Start of PROVIDED DATA

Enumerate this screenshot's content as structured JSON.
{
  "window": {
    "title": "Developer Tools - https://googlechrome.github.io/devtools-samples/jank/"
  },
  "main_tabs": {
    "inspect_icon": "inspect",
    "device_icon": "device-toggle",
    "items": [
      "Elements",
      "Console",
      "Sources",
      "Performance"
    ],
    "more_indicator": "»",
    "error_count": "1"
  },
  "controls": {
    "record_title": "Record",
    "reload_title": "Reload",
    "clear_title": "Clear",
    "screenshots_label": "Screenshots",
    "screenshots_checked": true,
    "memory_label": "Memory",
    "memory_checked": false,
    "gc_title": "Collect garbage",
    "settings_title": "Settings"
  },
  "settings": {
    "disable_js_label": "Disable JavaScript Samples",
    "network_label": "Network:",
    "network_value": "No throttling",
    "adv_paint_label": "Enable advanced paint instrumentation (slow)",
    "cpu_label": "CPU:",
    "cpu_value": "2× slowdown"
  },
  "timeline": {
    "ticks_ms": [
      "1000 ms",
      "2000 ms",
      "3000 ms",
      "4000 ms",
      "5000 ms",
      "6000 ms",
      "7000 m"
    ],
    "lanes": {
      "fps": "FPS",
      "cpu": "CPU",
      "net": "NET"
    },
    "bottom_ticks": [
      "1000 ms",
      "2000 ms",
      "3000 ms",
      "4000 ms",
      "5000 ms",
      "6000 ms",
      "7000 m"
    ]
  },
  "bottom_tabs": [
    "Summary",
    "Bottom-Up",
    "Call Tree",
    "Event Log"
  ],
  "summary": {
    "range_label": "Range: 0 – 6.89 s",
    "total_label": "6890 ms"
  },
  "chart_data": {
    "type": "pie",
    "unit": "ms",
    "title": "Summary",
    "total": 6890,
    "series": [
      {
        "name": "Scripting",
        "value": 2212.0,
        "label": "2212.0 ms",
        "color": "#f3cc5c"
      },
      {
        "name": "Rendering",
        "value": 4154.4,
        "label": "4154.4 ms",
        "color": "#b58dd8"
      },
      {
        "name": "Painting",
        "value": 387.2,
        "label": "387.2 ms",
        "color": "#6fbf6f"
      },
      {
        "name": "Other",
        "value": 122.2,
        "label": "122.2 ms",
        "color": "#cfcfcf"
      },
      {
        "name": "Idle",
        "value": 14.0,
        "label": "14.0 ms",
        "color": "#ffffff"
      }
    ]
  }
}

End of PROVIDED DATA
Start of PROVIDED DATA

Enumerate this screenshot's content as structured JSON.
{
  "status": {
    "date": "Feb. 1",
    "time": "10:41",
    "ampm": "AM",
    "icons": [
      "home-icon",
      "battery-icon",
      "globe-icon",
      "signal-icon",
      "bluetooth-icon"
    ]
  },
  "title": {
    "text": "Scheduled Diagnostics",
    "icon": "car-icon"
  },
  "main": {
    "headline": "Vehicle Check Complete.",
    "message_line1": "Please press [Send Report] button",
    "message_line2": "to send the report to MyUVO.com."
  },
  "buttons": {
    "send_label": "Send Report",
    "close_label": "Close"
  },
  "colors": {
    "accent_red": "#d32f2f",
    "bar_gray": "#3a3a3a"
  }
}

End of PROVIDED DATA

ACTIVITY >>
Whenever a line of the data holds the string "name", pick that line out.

PROBLEM SOLUTION >>
        "name": "Scripting",
        "name": "Rendering",
        "name": "Painting",
        "name": "Other",
        "name": "Idle",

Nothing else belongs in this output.